If not, the Rams could break the lease after the 2014 season and potentially move. Owner Stan Kroenke has been non-committal about keeping the Rams in St. Louis.

Dome deadline arrives

Jan 31, 2012
(via Wikimedia Commons)

The deadline for the St. Louis Convention and Visitors Commission to give the Rams a plan for updating the Edward Jones Dome is Wednesday.

The Rams’ lease allows the team to leave in 2015 if the Dome isn’t in the top 25 percent of NFL stadiums.

But since the Dome’s construction in 1995 several impressive stadiums have been built such as the more than a billion dollar Cowboys Stadium.

Sports economist Patrick Rishe, a professor at Webster University, says it would take hundreds of millions of dollars get the Dome in the top tier.

(UPI/Bill Greenblatt)

The new head coach of the St. Louis Rams says he's up for the challenge of turning around a football team that has won just ten games over its last three seasons.

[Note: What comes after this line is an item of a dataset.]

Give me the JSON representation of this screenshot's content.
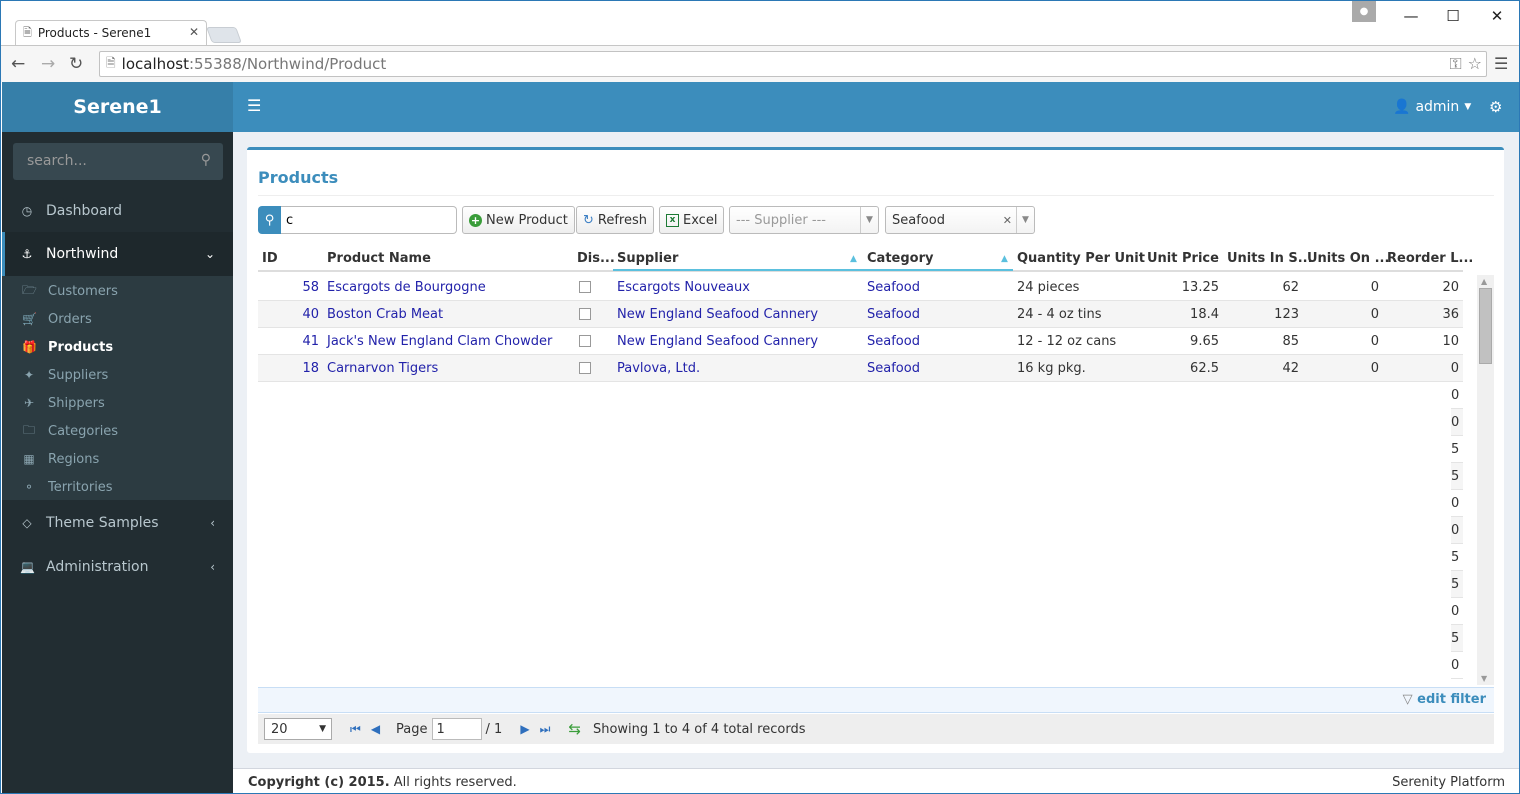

(Wikimedia Commons)

The St. Louis Rams had a tough football season, tying for the worst record in the NFL. This months' hiring of a new head coach, Jeff Fisher, created a sense of hope. But there are lingering concerns among fans about whether the team will stay in St. Louis.

Many there remember watching their original NFL team leave town in the 1980s. Now the Rams have the right to break their stadium lease if the city does not make major upgrades. And as our own Maria Altman reported for NPR's Morning Edition, it may be tough to compete with the Rams' old hometown of Los Angeles.

via Wikimedia Commons

In a unanimous vote this week the Los Angeles City Council endorsed a plan to build an NFL stadium in downtown Los Angeles.  The next step is finding a team, which may have implications for the St. Louis Rams.

The Rams will be able to break their lease on the Edward Jones Dome in 2014 unless the city signs off on a package of expensive upgrades.

The dome is considered by many to be one of the NFL’s worst stadiums.

St. Louis Mayor Francis Slay says the city does have some money set to pay for upgrades.

Pages